**Instructions to follow**
Every record below is to be restated word for word.

[Interface dataset entries]
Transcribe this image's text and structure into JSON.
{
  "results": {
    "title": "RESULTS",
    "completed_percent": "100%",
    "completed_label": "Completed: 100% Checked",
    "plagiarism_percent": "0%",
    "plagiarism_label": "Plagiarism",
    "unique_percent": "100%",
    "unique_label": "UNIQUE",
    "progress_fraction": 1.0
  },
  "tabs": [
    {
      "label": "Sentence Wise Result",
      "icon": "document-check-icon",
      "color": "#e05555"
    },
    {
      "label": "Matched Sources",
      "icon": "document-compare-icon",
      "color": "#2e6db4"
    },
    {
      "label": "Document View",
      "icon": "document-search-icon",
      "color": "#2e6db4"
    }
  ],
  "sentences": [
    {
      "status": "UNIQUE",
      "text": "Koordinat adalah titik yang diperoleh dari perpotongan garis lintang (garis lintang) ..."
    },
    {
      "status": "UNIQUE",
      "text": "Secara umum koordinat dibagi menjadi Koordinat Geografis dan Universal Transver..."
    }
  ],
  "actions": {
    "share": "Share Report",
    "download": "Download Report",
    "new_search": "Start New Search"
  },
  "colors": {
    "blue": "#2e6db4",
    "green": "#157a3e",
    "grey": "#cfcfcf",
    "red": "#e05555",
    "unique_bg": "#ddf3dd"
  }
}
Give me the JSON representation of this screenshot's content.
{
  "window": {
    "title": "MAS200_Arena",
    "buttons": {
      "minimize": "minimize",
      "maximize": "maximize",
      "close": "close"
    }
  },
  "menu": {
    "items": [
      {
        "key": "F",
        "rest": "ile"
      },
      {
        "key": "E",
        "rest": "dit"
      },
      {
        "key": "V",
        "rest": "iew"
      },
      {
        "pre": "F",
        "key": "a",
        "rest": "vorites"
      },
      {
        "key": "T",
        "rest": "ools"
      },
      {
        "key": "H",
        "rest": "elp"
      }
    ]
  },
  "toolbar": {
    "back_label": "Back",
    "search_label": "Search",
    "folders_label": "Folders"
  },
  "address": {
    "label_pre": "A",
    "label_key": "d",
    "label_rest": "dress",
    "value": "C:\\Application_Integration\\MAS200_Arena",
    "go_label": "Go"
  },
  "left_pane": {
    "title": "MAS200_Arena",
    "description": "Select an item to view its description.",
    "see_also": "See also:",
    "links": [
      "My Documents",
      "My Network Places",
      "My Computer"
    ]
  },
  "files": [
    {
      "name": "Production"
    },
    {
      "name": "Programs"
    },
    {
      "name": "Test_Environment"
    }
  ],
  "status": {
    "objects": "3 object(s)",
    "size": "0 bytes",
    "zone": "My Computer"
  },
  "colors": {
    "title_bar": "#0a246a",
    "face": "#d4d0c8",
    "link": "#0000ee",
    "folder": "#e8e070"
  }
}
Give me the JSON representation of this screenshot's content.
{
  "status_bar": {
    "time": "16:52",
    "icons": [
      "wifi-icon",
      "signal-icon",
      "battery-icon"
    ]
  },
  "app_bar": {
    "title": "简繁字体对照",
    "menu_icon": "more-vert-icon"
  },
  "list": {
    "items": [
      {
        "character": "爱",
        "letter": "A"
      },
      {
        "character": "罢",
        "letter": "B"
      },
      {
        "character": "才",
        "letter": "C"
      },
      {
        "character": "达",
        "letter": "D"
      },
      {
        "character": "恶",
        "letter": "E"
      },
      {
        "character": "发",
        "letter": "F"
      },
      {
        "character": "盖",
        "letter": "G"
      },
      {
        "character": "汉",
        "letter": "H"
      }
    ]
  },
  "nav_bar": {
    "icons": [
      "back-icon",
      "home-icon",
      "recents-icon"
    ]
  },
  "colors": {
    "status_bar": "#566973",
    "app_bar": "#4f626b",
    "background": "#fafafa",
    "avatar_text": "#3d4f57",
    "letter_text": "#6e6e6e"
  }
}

**Output of the task**
Transcribe this image's text and structure into JSON.
{
  "results": {
    "title": "RESULTS",
    "completed_percent": "100%",
    "completed_label": "Completed: 100% Checked",
    "plagiarism_percent": "0%",
    "plagiarism_label": "Plagiarism",
    "unique_percent": "100%",
    "unique_label": "UNIQUE",
    "progress_fraction": 1.0
  },
  "tabs": [
    {
      "label": "Sentence Wise Result",
      "icon": "document-check-icon",
      "color": "#e05555"
    },
    {
      "label": "Matched Sources",
      "icon": "document-compare-icon",
      "color": "#2e6db4"
    },
    {
      "label": "Document View",
      "icon": "document-search-icon",
      "color": "#2e6db4"
    }
  ],
  "sentences": [
    {
      "status": "UNIQUE",
      "text": "Koordinat adalah titik yang diperoleh dari perpotongan garis lintang (garis lintang) ..."
    },
    {
      "status": "UNIQUE",
      "text": "Secara umum koordinat dibagi menjadi Koordinat Geografis dan Universal Transver..."
    }
  ],
  "actions": {
    "share": "Share Report",
    "download": "Download Report",
    "new_search": "Start New Search"
  },
  "colors": {
    "blue": "#2e6db4",
    "green": "#157a3e",
    "grey": "#cfcfcf",
    "red": "#e05555",
    "unique_bg": "#ddf3dd"
  }
}
Give me the JSON representation of this screenshot's content.
{
  "window": {
    "title": "MAS200_Arena",
    "buttons": {
      "minimize": "minimize",
      "maximize": "maximize",
      "close": "close"
    }
  },
  "menu": {
    "items": [
      {
        "key": "F",
        "rest": "ile"
      },
      {
        "key": "E",
        "rest": "dit"
      },
      {
        "key": "V",
        "rest": "iew"
      },
      {
        "pre": "F",
        "key": "a",
        "rest": "vorites"
      },
      {
        "key": "T",
        "rest": "ools"
      },
      {
        "key": "H",
        "rest": "elp"
      }
    ]
  },
  "toolbar": {
    "back_label": "Back",
    "search_label": "Search",
    "folders_label": "Folders"
  },
  "address": {
    "label_pre": "A",
    "label_key": "d",
    "label_rest": "dress",
    "value": "C:\\Application_Integration\\MAS200_Arena",
    "go_label": "Go"
  },
  "left_pane": {
    "title": "MAS200_Arena",
    "description": "Select an item to view its description.",
    "see_also": "See also:",
    "links": [
      "My Documents",
      "My Network Places",
      "My Computer"
    ]
  },
  "files": [
    {
      "name": "Production"
    },
    {
      "name": "Programs"
    },
    {
      "name": "Test_Environment"
    }
  ],
  "status": {
    "objects": "3 object(s)",
    "size": "0 bytes",
    "zone": "My Computer"
  },
  "colors": {
    "title_bar": "#0a246a",
    "face": "#d4d0c8",
    "link": "#0000ee",
    "folder": "#e8e070"
  }
}
Give me the JSON representation of this screenshot's content.
{
  "status_bar": {
    "time": "16:52",
    "icons": [
      "wifi-icon",
      "signal-icon",
      "battery-icon"
    ]
  },
  "app_bar": {
    "title": "简繁字体对照",
    "menu_icon": "more-vert-icon"
  },
  "list": {
    "items": [
      {
        "character": "爱",
        "letter": "A"
      },
      {
        "character": "罢",
        "letter": "B"
      },
      {
        "character": "才",
        "letter": "C"
      },
      {
        "character": "达",
        "letter": "D"
      },
      {
        "character": "恶",
        "letter": "E"
      },
      {
        "character": "发",
        "letter": "F"
      },
      {
        "character": "盖",
        "letter": "G"
      },
      {
        "character": "汉",
        "letter": "H"
      }
    ]
  },
  "nav_bar": {
    "icons": [
      "back-icon",
      "home-icon",
      "recents-icon"
    ]
  },
  "colors": {
    "status_bar": "#566973",
    "app_bar": "#4f626b",
    "background": "#fafafa",
    "avatar_text": "#3d4f57",
    "letter_text": "#6e6e6e"
  }
}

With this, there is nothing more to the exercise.